Despite projections of a record harvest, many analysts are expecting corn prices to surge over the next several months as farmers give back this year's unprecedented corn plantings of about 90 million acres to wheat and soybeans.

Corn is expensive to produce and the relentless demand for it - the primary ingredient in U.S.-made ethanol - caused disruptions this year in normal crop rotations. But analysts said stronger-than-expected soybean and wheat prices will cause farmers to go back to planting those crops instead of replacing some of their acreage with corn, as was the case this year.

Farm Futures Daily this week predicted the USDA report will show a corn yield of 12.64 billion bushels, a record generated by the massive demand from ethanol producers. FFD analyst Arlan Suderman said an additional 77 ethanol plants expected to come on line by 2009 will only drive that demand up.

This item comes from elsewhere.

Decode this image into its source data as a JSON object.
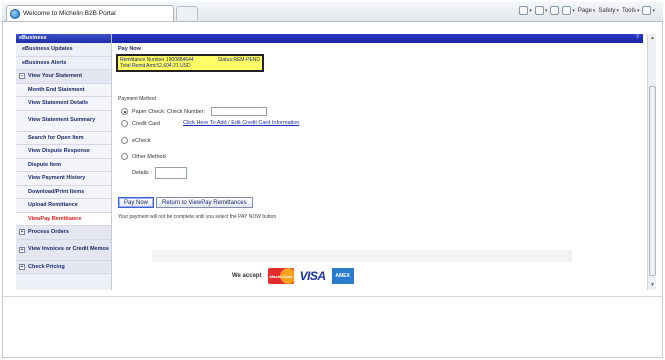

"Yet many farmers are losing interest in maintaining this year's acreage as input costs to produce the feed grain continue to rise," Suderman said. "As such, a substantial rally in corn prices is likely in the months ahead."

Some analysts, including Purdue University's Christopher Hurt, contend that a yield of more than 13 billion bushels is unlikely but possible, and that could keep prices manageable from the ethanol industry's perspective.

But a move more toward the Farm Futures Daily prediction, which is slightly less than USDA projections earlier this year, is likely to result in a runup for corn prices. Corn for December delivery stood at $3.42 a bushel early Tuesday, but corn futures for March 2008 delivery were at $3.57.

"The biggest of the swing factors is just how many of these ethanol plants get built and whether they essentially will be willing to operate at capacity with the price of corn at these levels," Hurt said. "If we see corn much above $3.50 a bushel, then I think it will probably slow down some of these ethanol plants that will be built."

Mike Chisalm, general manager at the Kansas Ethanol plant under construction in Rice County, said he and others in the industry are closely watching corn prices and are concerned with what Friday's report will show, and how that will affect the industry. The plant is expected to open early in 2008 and will produce 55 million gallons of ethanol a year.

Yet there is concern that an unpredictable corn market that saw prices as high as $4.25 a bushel just a few months ago could hamstring the corn ethanol industry.

"We're watching it on a daily basis," Chisalm said. "As we move closer to bringing our plant online, the price of grain will essentially dictate the profitability of the facility, since it's such a major component."

Chisalm said he already is seeing a pullback in the industry and expects other companies to postpone or cancel their plants to open new ethanol facilities or to switch over to plant-based, or cellulosic, ethanol.

Elaine Kub, grains analyst at Omaha, Neb.-based agriculture consultant DTN, predicted corn could take another run at $4 a bushel as farmers look to return some acreage to wheat and soybeans.

"I think some people will realize it's just foolish to base decisions on short-term prices rather than fundamentals on what land can grow," she said.

Indeed, planting soybeans and wheat this year has proven to be quite profitable. Soybean futures for November delivery are soaring at $8.56 a bushel, while wheat has been trading at 11-year highs, with December delivery set at $6.82.

As far as Friday's report is concerned, Farm Futures Daily is predicting soybean yields to come in lower than projected, which Terry Francl, senior economist at the American Farm Bureau Association, predicts could lean to more soybean acreage next year.

Wheat yields, meanwhile, have suffered due to worldwide drought, which has driven demand for U.S., crops even though domestic production has dropped as well. Farm Futures Daily forecasts a significant decline in wheat stocks than what the USDA had been anticipating.

"Anecdotal reports tell of farmers leaving more than a third of their wheat unharvested in many areas of the highly productive region of south-central Kansas and north-central Oklahoma," Suderman said. "Herein lies the greatest potential for a surprise in Friday's report."

Suderman expects continued high export demands for wheat to heighten the battle with corn for acreage in 2008, another factor that could drive up corn's price. Top of page